Lisa Nandy, Labour’s candidate in Wigan, said: “We were promised real investment, including billions through a shared prosperity fund. Instead we’ve seen money pushed towards marginal towns during an election campaign.”

Analysis of the towns fund was carried out using Office for National Statistics data on income deprivation, one of the key measures ministers were asked to consider when finalising the recipients. This showed that more than half the 100 towns (55) voted Tory in 2017, yet more than three quarters (85) of the 10 per cent of most deprived towns backed Labour at the last election.

The data revealed that the 100 areas chosen to receive funds had an average parliamentary majority of just over 6,000. This compares with an average majority of almost 11,000 in England’s 10 per cent most deprived towns.

Towns Fund money is going to 23 towns with populations below 25,000, the most widely used classification of a small town. One, Tory-voting Millom, in Cumbria, has just 5,887 people.”

Source: Times (pay wall)

Abbeyfield care homes in Budleigh and Axminster under threat of closure

Owl says: The tip of a very big iceberg … with the Titanic speeding towards it.

“Devastated residents and families of those living at a care home which is under threat of closure fear it could result in the deaths of those who are very old and vulnerable.

Long-established Abbeyfield Shandford in Budleigh Salterton provides nursing and personal care for 28 people, and of those five are aged 100 or over. It employs 35 staff.

In January it first announced it was reviewing the service and then stated it would continue to be provided.

However, in September it began a consultation into the future of the home which will run until November.

Abbeyfield Society, who own the home, have said it will carefully consider all submissions from residents, relatives and staff before a final decision is made.

It has confirmed if a decision is made to close the home in Station Road, no residents will be expected to leave until January 2020 at the earliest.

The consultation has resulted in a petition being launched which has already been signed by hundreds of local residents. …

… “Abbeyfield have made out it’s a failing care home and needs huge upgrading and expenditure, but it doesn’t. The last inspection by the Care Quality Commission was this year and it was rated good.” …

[Abbeyfield spokesperson said] “In the case of Shandford, we carefully considered a number of factors, including whether the increasingly complex needs of residents can continue to be well served in a building which requires significant renovations to bring in it line with best-practice standards. …

“”This situation is further compounded by the long-term recruitment challenges we have faced, meaning that we have often relied on agency staff – despite the best efforts of the local management team. This not only places significant further financial pressures on the home at a time when the wider funding of social care is under strain, but also means we cannot always provide the continuity of care that residents deserve. …”
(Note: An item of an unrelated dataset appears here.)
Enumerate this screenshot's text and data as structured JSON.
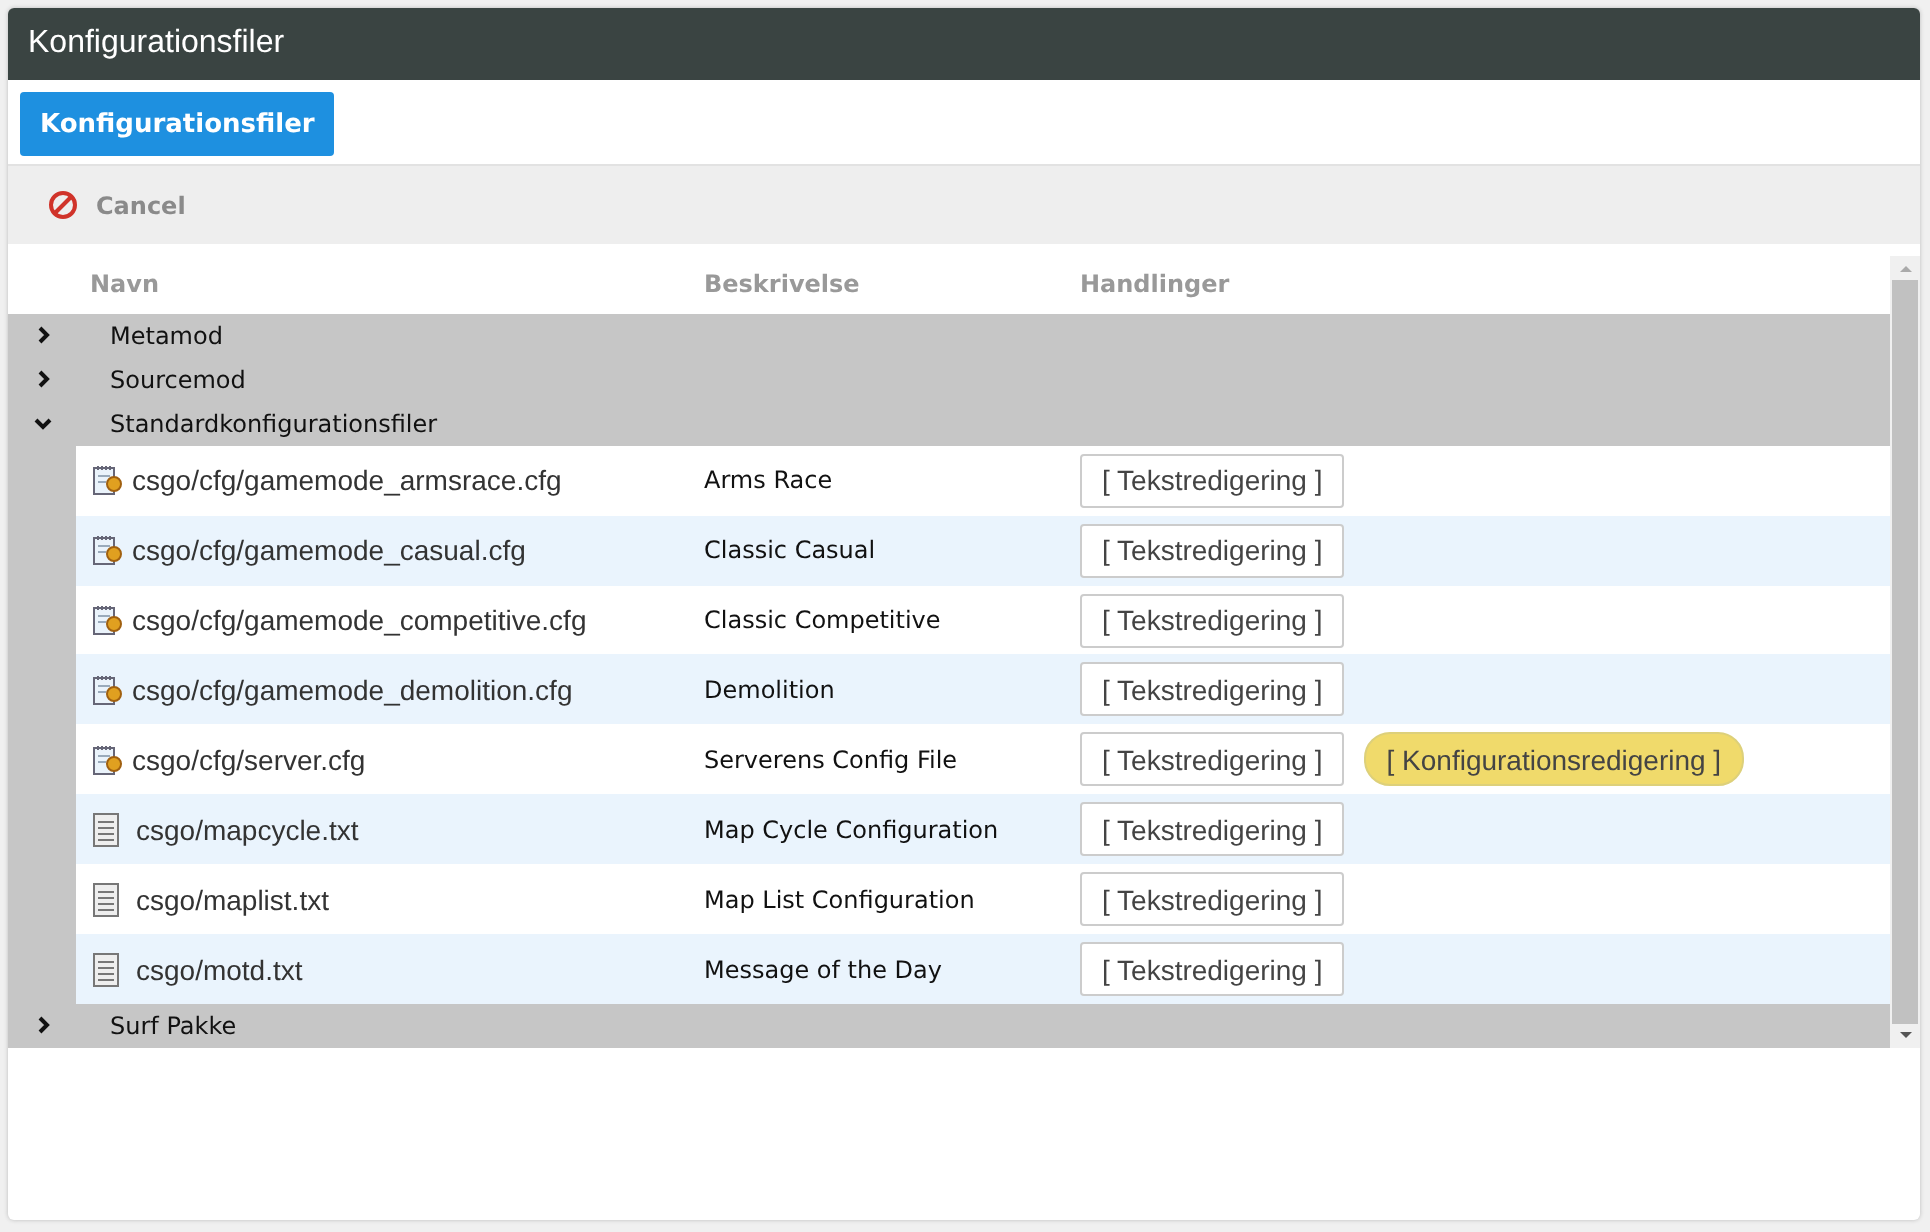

https://www.devonlive.com/news/devon-news/deaths-feared-care-home-closed-3438701

The Seaton cycle path – a DCC officer responds

Owl has received information from an interested organisation that:

“Devon County Council is proceeding with compulsory purchase of land for the Seaton to Axminster cycle project.”

Ok – but there is still no National Cycle Path AND discussing compulsory purchase of the land between Seaton and Axminster has been going on (at length) since AT LEAST 2011:

https://democracy.devon.gov.uk/Data/Development%20Management%20Committee/20110907/Agenda/pdf-PTE-11-20.pdf

with, so far, no progress whatsoever.